The Call Not Taken
Amy didn’t have a lot of girlfriends, and the few girlfriends she had… Well, they all had a talent for drama. Amy didn’t like drama. That’s why, when the phone rang after a hard day at the travel agency, when Amy saw that Marta was calling again, yet again, she let it go into voicemail.
Marta Brown had a talent both for drama and bad boyfriends. Her latest, Chas, was the worst. Possessive and mean and probably psychotic. Amy forbade Marta from ever seeing him again, as much as you could forbid a friend from doing anything. Marta obeyed this good common sense, but she still called Amy several times a day to whine. And this time, regrettably, Amy didn’t pick up.
An hour later, when she checked her messages, there was Marta. “Before you jump to any conclusions,” she began, “I’m not with Chas. You’re right. He’s a psychotic loser. I’m at my thinking spot now. Remember? The little park under the George Washington Bridge?” The line went dead silent. For a few seconds Amy thought she’d hung up. “Amy,” the voice continued, “Don’t be mad. But I think maybe I should give Chas another chance. Even a psychotic loser needs… Amy, hold on. Something…”
The next ten seconds were confusing. And the ten after that, horrifying. Amy could hear noises and footsteps and finally Marta’s voice. It was a little distant from the phone, but Amy could clearly make out her friend’s last words as she begged for her life. “No! No! Please.”
When Amy got to Fort Washington Park, Lieutenant Rawlings and his team were already there. So was Marta Brown’s body, almost directly under the huge span, illuminated by the lights of two police cars and a van. On the grass nearby lay a bloody baseball bat, ready to be bagged.
Rawlings made an effort to be comforting. “Even if you’d picked up when she called, there’s nothing you could have done. Her purse is empty. Her jewelry gone. It was a mugging gone bad.”
“No,” Amy blurted back. “Chas did this.” She had told Rawlings about Marta and Chas when she’d called in the emergency, so the lieutenant was up to speed. “He must have been following her. He heard her on the phone, calling him a psychotic loser. He lost it and attacked her. Simple as that.”
“It’s not simple,” Rawlings said, still making an effort. “Chas has an alibi.”
Amy paused, confused, allowing the constant, thunderous hum of bridge traffic to wash over her head. “What’s his alibi?” she asked.

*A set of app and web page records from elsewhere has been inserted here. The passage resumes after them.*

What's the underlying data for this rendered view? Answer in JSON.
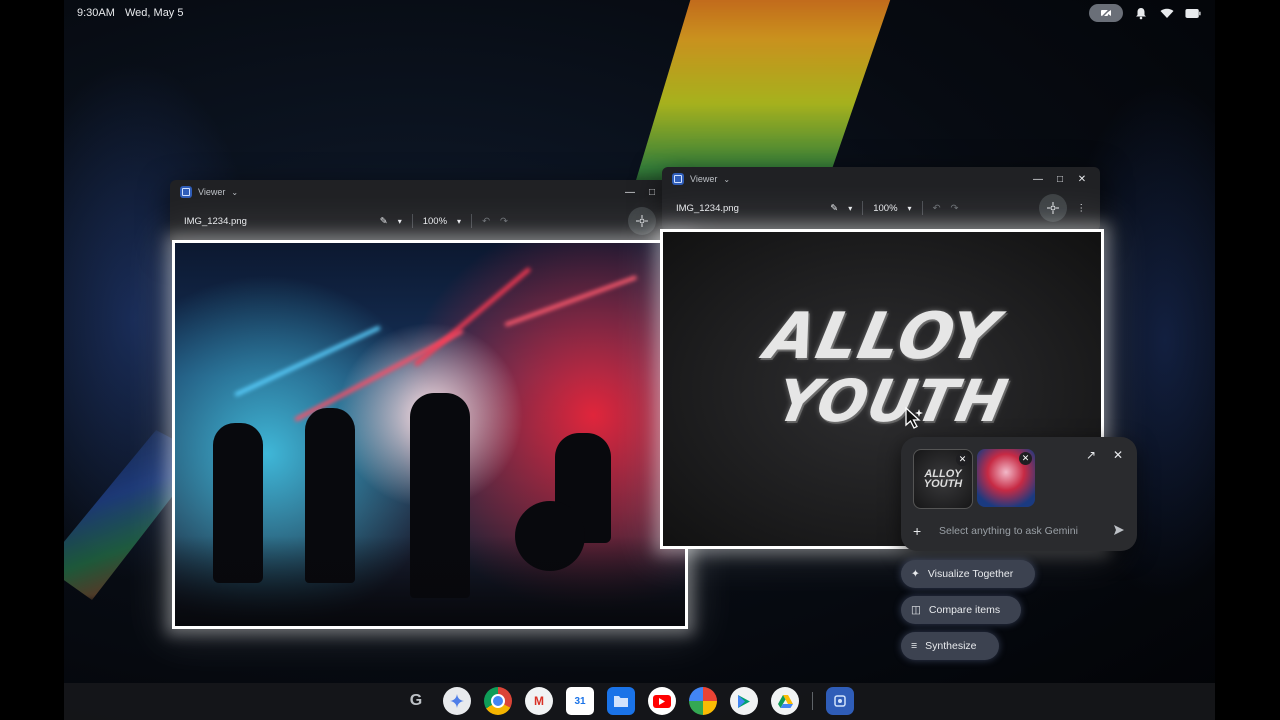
{
  "status_bar": {
    "time": "9:30AM",
    "date": "Wed, May 5"
  },
  "windows": [
    {
      "app_name": "Viewer",
      "file_name": "IMG_1234.png",
      "zoom": "100%"
    },
    {
      "app_name": "Viewer",
      "file_name": "IMG_1234.png",
      "zoom": "100%"
    }
  ],
  "artwork": {
    "logo_line1": "ALLOY",
    "logo_line2": "YOUTH"
  },
  "gemini": {
    "placeholder": "Select anything to ask Gemini",
    "chip_logo_line1": "ALLOY",
    "chip_logo_line2": "YOUTH"
  },
  "suggestions": [
    {
      "label": "Visualize Together"
    },
    {
      "label": "Compare items"
    },
    {
      "label": "Synthesize"
    }
  ],
  "shelf": {
    "apps": [
      {
        "name": "Google Search",
        "glyph": "G"
      },
      {
        "name": "Gemini"
      },
      {
        "name": "Chrome"
      },
      {
        "name": "Gmail",
        "glyph": "M"
      },
      {
        "name": "Calendar",
        "glyph": "31"
      },
      {
        "name": "Files"
      },
      {
        "name": "YouTube"
      },
      {
        "name": "Photos"
      },
      {
        "name": "Play Store"
      },
      {
        "name": "Drive"
      },
      {
        "name": "Viewer"
      }
    ]
  },
  "colors": {
    "accent": "#2f5db8",
    "suggestion_bg": "#3c4250",
    "panel_bg": "#2a2b2e"
  }
}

“He was home.” The lieutenant pointed toward the far side of the Hudson. “Fort Lee. Chas was at a grocery store, buying cigarettes and beer five minutes before Marta called you. Twenty minutes later he drove across the bridge into Manhattan. My men found him in a bar on the Upper West Side.”
“Why would he buy beer then run off to a bar in Manhattan?”
“I don’t know,” said Rawlings. “All I know is the grocery clerk I.D’ed him in New Jersey, his receipt set the time, and his EZ-Pass tells us when he crossed the bridge. Numbers don’t lie. He wasn’t here when your friend was killed.”
Amy thought it over, recalling so vividly the desperation in Marta’s last, distant cry for help, preserved forever on her voicemail.
“He did it,” Amy said, shaking her head. “And I know how.”
HOW DID CHAS COMMIT THE MURDER DESPITE HIS ALIBI?
WHAT CLUE TIPPED AMY OFF?
Rawlings didn’t know whether to act angry or bemused. Showing emotions was always a choice with him. This time he chose bemused. “Alright, how? How was Chas here and in New Jersey at the same time?”
“He was in New Jersey,” Amy replied.
“Then how did he kill her?”
“In New Jersey with a baseball bat. I think Marta was at his house.”
“But Marta said…”
“Marta lied to me. They were together. When Chas stepped out for cigarettes and beer, Marta called me. She didn’t want to admit she’d gone to see him. She knew I’d yell at her. So she lied about being under the bridge. We used to come here all the time.
“Chas must have walked in during the call. He heard her calling him psychotic and he heard her lying about the bridge. After he killed her… After he calmed down and realized his predicament, he also realized he’d been given an alibi. He drove the body into town and dumped it here, where she said she’d been all along. Then he went to a bar.”
This time Rawlings chose reasonable. “Good theory. If the body was moved post mortem, we’ll find out. We also might be able to pinpoint the location of Marta’s phone when she made the call.”
“I’m right,” Amy said emphatically. “You’ll see.”
“How do you know?”
“The noise.” Amy pointed to the bridge above their heads. “When Marta called, there was no background noise, no constant roar of traffic. She paused for a few seconds and I almost thought she’d hung up. Listen to the message. You’ll see I’m right.”